- INSTRUCTIONS FOR THE TASK: Only one thing is required: the number of lines in the entries below that contain "Masterbrand".

Entries from a dataset of interfaces
Content starts

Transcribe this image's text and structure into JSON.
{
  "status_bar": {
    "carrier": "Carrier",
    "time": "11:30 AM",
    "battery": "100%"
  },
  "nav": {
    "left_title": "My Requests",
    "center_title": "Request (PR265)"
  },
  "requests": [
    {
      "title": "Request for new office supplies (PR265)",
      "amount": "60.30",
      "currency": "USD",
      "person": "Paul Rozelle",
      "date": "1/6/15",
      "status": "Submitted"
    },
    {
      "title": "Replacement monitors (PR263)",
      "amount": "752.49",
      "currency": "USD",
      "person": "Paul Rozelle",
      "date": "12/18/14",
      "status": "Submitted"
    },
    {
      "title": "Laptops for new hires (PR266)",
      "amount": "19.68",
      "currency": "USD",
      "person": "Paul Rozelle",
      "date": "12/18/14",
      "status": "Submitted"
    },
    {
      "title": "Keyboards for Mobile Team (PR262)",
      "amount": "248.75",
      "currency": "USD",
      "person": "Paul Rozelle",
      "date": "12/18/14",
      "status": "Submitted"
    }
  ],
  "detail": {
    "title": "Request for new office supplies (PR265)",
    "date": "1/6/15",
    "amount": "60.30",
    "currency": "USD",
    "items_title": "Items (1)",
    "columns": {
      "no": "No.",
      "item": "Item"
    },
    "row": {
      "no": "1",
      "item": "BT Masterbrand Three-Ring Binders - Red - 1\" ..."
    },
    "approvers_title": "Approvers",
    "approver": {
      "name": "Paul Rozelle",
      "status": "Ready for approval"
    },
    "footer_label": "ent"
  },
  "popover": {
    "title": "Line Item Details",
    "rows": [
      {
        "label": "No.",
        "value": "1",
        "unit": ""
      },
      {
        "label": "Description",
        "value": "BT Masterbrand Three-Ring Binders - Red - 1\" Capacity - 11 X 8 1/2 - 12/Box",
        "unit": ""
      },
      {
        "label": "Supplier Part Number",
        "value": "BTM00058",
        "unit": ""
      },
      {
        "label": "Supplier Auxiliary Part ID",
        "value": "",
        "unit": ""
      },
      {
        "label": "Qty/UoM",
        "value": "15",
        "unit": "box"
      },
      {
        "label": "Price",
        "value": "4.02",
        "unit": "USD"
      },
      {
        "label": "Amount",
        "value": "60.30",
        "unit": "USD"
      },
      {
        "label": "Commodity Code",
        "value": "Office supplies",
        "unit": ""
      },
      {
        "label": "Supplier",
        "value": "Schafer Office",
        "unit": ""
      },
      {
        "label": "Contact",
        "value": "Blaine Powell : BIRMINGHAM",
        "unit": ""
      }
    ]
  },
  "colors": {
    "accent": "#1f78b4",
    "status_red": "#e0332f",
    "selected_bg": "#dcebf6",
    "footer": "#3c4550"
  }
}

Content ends

- SOLUTION: 2